ONE of the chief problems the Democrats are having is that they really don't have a recognized national spokesman. House Speaker Thomas P. (Tip) O'Neill's voice doesn't go much beyond Congress. Democratic national chairman Paul Kirk is still relatively unknown among Democrats, let alone the American public. Walter Mondale has joined Jimmy Carter in private life. Thus, two senators and one governor -- Gary Hart, Edward Kennedy, and Mario Cuomo -- have become the top men in the party. Indeed, they are the Democrats who command the biggest national audience and the most nationwide press attention when they set forth their views.
The Empire State's Mario Cuomo, it is recalled, tugged the emotions of thousands of Democrats at last year's national convention with his call for a Democratic Party based on compassion -- a party (and nation) that excludes no Americans.
Gary Hart, meanwhile, the purveyor of ``new'' ideas in the 1984 campaign, has now come up with what might be called his first tentative draft of a blueprint for what his party should stand for in coming elections.
Mr. Hart says tax reform should be a centerpiece of the party's new approach. He contends that Democrats, including him, were well ahead of Reagan and the Republicans on this issue and that the public must be made aware of this. Also, a Hart-drafted tax reform plan would differ from President Reagan's. He would weigh it more in favor of those in lower income brackets.

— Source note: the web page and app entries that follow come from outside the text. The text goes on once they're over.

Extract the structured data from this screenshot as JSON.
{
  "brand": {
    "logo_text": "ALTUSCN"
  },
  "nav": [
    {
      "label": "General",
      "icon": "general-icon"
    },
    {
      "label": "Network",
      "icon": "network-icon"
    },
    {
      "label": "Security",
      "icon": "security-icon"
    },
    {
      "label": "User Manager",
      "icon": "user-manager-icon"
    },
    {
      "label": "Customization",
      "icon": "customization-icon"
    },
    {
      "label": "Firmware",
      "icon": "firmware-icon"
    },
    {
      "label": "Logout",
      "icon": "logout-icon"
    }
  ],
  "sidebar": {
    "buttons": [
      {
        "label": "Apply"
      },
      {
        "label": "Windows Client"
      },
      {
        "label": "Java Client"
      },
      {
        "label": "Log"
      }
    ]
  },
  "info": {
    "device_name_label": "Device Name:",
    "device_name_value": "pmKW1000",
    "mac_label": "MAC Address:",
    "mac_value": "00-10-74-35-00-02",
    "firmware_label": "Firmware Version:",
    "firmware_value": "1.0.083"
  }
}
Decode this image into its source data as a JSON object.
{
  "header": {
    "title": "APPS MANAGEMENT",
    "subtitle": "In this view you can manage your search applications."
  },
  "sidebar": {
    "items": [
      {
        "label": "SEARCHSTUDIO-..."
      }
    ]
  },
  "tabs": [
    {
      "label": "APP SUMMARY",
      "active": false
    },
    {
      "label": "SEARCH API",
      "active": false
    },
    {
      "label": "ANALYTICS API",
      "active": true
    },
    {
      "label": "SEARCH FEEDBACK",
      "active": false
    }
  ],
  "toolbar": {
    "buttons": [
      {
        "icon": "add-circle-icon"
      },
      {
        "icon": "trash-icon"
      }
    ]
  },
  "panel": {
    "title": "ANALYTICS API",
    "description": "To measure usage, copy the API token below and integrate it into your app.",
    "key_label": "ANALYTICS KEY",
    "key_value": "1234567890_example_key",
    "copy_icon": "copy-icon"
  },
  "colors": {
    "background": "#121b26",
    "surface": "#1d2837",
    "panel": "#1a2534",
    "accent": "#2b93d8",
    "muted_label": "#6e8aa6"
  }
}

That all may have political appeal, but a president can seize an issue that may have initially come out of a Democratic initiative in Congress and claim it for his own. Any approach a president accepts and then actively pushes becomes a presidential initiative, particularly if the program, with his prodding, becomes law.
Treasury Secretary James Baker is now the chief implementer of pushing through the administration's tax reform plan. And he would provide tax breaks that the original proposal does not contain. White House chief of staff Donald Regan has told reporters he would be ``flexible'' and open to revision regarding tax reform. Thus, Mr. Regan and Mr. Baker are expected -- despite some reports of emerging personal differences -- to get together on a final tax reform initiative that the President will fully and enthusiastically support. That, of course, increases the prospects for a successful GOP-White House-backed tax reform plan.
Hart, finally, asserts that the voters must also be reminded by acts and words that it is the Democratic Party that is the protector of civil rights.
Here, however, the ``newness'' of this approach is open to question. In fact, the nearly unanimous black support for the Mondale-Ferraro ticket seemed to attest to the continuing evidence that the Democratic Party is already being perceived as the party that has been and is doing the most for minorities.
Senator Kennedy's ``new'' approach to governing, meanwhile, is already stirring up much discussion. He is sounding very much like the President when he says that the Democrats ``must show the courage'' to discard outdated programs. He has obviously read the 1984 election results and come to the conclusion that to be in tune with voter thinking he must become a saver -- not a spender -- of taxpayers' money.
Hart, Kennedy, and Cuomo must be credited with giving a good try at finding a new and winning path for the Democratic Party. But they haven't found any clear-cut agenda yet.
Godfrey Sperling Jr. is the Monitor's senior Washington columnist.